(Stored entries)
※ ※ ※

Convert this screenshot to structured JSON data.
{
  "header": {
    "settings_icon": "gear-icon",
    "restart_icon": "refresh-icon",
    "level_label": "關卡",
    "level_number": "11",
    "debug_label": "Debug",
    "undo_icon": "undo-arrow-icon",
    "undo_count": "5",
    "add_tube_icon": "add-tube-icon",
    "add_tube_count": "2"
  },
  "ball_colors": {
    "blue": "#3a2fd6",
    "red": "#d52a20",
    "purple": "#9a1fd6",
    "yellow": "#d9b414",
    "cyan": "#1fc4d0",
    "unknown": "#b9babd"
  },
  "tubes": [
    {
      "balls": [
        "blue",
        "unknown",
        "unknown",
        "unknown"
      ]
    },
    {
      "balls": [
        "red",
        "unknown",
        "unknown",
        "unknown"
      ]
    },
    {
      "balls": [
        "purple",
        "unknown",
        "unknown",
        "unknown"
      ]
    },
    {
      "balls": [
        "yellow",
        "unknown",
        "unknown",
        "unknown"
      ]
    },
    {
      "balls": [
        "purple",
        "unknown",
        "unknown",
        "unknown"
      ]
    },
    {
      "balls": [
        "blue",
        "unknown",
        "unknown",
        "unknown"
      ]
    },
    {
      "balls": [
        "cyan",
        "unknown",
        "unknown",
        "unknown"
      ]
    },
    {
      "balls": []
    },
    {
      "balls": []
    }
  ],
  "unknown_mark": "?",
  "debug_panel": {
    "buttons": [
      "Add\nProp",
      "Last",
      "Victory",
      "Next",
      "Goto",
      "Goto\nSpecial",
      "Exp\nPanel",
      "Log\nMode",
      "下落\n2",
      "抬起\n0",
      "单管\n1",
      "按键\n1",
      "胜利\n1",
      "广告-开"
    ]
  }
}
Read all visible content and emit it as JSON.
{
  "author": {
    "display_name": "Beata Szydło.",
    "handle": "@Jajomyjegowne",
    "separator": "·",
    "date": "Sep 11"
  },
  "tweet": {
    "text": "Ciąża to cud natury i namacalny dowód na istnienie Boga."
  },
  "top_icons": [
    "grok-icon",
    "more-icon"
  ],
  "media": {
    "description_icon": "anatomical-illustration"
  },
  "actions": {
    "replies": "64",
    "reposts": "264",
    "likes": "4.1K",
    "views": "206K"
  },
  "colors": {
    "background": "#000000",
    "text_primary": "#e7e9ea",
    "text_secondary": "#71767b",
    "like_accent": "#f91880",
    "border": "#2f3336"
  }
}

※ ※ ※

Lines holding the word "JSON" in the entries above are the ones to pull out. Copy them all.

Convert this screenshot to structured JSON data.
Read all visible content and emit it as JSON.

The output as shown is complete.